If you're confused about the pros and cons of genetically modified organisms (GMOs) you're not alone. This relatively new technology is riddled with bioethics questions, and the arguments for and against GMOs are difficult to weigh because it's hard to know the risks until something goes wrong.
What is a Genetically Modified Organism or GMO?
The legal definition of a genetically modified organism in the European Union is "an organism, with the exception of human beings, in which the genetic material has been altered in a way that does not occur naturally by mating and/or natural recombination." It is illegal in the EU to deliberately release a GMO into the environment, and food items containing more than 1% GMOs must be labeled.
This alteration of the genes usually entails inserting genetic material into an organism in a laboratory without natural mating, breeding or reproduction. Instead of breeding two plants or animals together to bring out certain traits in the offspring, the plant, animal or microbe has DNA from another organism inserted. Creating GMOs is one type of genetic engineering.
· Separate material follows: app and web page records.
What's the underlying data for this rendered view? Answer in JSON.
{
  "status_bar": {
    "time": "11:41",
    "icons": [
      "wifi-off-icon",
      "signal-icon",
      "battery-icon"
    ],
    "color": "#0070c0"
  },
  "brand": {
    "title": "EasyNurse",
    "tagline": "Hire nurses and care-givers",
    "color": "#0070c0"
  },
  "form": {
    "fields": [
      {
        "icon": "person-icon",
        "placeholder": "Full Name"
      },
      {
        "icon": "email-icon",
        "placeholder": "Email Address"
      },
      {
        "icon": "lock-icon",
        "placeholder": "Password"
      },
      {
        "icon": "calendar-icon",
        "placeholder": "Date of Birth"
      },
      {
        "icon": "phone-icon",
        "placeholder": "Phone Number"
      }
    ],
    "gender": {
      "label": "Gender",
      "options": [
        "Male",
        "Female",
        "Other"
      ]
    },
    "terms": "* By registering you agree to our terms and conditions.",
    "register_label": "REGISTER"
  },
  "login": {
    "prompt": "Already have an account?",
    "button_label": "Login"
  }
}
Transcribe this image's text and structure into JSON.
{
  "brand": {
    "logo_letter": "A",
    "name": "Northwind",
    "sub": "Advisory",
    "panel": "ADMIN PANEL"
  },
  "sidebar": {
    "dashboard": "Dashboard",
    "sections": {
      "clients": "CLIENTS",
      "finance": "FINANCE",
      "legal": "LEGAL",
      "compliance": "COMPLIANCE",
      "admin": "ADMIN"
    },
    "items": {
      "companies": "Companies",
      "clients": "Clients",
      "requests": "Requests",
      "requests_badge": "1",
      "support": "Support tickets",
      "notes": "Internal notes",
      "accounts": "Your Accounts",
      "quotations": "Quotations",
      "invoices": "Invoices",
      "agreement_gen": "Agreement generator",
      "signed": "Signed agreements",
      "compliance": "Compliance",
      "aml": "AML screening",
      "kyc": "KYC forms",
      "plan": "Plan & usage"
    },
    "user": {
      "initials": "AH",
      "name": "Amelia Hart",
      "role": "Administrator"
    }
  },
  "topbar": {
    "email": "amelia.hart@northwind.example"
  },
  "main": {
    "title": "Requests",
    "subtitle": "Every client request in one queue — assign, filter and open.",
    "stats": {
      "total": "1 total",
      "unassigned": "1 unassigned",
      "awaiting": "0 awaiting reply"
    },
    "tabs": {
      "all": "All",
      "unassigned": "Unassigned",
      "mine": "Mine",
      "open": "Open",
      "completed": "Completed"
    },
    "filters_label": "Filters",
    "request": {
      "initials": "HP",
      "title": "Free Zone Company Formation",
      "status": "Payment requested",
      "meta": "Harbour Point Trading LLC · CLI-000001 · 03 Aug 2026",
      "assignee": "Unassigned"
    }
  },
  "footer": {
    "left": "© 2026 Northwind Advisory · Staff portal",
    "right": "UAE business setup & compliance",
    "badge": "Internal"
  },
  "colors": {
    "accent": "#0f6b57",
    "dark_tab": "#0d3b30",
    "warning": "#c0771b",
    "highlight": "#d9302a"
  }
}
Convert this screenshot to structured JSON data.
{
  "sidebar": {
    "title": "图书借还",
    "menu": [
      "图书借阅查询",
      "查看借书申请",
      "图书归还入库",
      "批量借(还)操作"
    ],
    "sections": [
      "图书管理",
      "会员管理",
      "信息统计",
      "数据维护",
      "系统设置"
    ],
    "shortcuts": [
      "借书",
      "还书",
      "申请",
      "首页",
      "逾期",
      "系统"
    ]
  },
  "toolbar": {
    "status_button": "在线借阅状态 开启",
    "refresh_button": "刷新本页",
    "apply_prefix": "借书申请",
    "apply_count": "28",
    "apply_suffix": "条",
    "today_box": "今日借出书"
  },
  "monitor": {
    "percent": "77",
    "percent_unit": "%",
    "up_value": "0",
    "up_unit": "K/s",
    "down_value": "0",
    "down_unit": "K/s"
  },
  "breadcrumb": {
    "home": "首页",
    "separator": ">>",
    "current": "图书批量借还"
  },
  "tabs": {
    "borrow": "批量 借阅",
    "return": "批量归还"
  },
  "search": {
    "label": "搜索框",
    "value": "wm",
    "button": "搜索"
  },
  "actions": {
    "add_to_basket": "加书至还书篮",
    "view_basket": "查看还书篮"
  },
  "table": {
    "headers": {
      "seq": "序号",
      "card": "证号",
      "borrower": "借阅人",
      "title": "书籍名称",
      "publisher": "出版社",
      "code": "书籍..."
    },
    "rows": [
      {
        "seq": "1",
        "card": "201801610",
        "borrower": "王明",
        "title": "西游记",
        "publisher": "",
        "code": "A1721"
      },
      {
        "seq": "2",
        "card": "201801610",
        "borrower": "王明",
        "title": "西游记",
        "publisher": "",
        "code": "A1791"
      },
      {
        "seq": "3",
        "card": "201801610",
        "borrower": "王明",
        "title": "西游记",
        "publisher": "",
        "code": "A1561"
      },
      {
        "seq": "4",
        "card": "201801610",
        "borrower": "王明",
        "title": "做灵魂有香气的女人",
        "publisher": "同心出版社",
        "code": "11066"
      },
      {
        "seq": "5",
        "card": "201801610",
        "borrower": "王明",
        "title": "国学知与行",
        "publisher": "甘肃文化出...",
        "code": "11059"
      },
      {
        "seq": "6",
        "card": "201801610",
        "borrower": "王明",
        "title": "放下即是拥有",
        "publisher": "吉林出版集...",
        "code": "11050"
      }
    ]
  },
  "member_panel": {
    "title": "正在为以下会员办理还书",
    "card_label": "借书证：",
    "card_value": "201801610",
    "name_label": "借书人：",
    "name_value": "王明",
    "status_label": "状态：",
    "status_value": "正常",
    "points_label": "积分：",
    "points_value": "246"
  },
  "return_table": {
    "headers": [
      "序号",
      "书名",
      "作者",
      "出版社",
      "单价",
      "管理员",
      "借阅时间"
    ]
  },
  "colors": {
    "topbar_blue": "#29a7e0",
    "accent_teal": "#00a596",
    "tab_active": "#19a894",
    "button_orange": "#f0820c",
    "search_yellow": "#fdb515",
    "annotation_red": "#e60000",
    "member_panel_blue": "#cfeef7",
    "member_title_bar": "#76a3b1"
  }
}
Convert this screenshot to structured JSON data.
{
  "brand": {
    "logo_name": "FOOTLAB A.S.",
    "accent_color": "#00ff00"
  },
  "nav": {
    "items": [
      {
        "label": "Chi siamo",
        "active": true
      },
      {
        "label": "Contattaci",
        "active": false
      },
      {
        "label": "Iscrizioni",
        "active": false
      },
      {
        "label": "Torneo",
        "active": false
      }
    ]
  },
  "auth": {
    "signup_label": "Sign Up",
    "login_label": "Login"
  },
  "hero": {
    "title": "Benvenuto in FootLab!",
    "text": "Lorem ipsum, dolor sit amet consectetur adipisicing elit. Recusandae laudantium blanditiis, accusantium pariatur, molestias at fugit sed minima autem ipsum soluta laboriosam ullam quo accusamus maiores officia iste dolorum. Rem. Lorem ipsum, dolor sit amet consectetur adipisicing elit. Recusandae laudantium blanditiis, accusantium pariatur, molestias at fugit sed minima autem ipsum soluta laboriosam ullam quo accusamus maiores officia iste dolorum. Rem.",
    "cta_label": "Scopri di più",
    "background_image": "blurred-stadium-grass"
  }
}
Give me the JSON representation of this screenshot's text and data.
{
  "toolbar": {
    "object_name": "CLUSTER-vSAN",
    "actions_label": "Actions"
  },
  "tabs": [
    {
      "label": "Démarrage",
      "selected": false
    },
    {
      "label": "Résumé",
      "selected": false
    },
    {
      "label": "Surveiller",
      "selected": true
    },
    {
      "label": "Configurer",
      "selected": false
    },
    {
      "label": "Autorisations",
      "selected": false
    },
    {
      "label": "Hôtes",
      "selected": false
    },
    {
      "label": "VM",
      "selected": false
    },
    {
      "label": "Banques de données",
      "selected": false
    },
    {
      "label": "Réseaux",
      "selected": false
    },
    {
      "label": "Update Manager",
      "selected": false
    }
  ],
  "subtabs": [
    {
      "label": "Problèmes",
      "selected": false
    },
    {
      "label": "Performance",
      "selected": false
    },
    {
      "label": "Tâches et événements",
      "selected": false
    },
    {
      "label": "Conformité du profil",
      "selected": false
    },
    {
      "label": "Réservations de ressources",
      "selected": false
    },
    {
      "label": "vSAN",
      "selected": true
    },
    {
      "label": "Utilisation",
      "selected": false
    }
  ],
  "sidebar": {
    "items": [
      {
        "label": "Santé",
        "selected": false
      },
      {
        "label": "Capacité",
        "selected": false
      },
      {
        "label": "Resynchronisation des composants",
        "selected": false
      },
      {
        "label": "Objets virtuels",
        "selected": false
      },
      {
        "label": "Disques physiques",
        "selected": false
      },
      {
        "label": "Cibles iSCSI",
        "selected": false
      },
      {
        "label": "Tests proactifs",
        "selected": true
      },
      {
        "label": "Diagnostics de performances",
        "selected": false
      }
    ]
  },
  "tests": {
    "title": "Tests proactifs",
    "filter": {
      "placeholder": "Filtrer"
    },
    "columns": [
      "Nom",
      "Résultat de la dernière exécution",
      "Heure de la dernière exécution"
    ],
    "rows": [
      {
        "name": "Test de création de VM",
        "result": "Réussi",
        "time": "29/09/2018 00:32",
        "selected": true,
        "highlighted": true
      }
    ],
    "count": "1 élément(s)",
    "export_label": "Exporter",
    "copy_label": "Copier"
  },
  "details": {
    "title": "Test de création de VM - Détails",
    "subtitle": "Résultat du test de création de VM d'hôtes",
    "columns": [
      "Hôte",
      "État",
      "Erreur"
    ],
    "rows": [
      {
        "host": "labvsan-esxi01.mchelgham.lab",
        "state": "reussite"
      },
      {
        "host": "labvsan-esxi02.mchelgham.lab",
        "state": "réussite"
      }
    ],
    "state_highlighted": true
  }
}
A transgenic organism is a GMO that contains DNA from another species. A cisgenic organism is a GMO that contains DNA from a member of the same species, and is generally regarded as the less risky type of GMO.
GMOs have been used in various ways, including creating mice with certain traits for the purposes of vivisection, but the GMO debate is centered on food products for direct human consumption and on feed for livestock.
Am I Eating GMOs?
If you live in United States, you are most likely eating GMOs and/or livestock who were fed GMOs. Eighty-eight percent of the corn grown in the U.S. has been genetically modified to be herbicide-resistant and/or insect-resistant. Ninety-four percent of the soy grown in the U.S. has been genetically modified to resist herbicides.
One of the biggest controversies surrounding GMOs is labeling. Unlike other controversial foods like veal, trans fats, MSG or artificial sweeteners, GMO ingredients in food are rarely, if ever, identified on the label. GMO opponents advocate a labeling requirement so that consumers can decide for themselves whether to consume GMO products.
Pros - Arguments For Genetically Modified Organisms (GMOs)
- GMO technology can develop crops with higher yield, with less fertilizer, less pesticides, and more nutrients.
- Traditional breeding can be very slow because it might take several generations before the desired trait is sufficiently brought out and the offspring must reach sexual maturity before they can be bred. With GMO technology, the desired genotype can be created instantly in the current generation.
- In some ways, GMO technology is more predictable than traditional breeding, in which thousands of genes from each parent are transferred randomly to the offspring. Genetic engineering moves discrete genes or blocks of genes at a time.
- GMOs may not be natural, but not everything natural is good for us, and not everything unnatural is bad for us. Poisonous mushrooms are natural, but we shouldn't eat them. Washing our food before eating it is not natural, but is healthier for us.
- GMOs have been on the market since 1996, so if all GMOs were an immediate health threat, we would know it by now.
GMO advocates oppose a labeling requirement because the label would appear to be a warning.
See page 2 for arguments againt GMOs, and an analysis of GMOs and animal rights.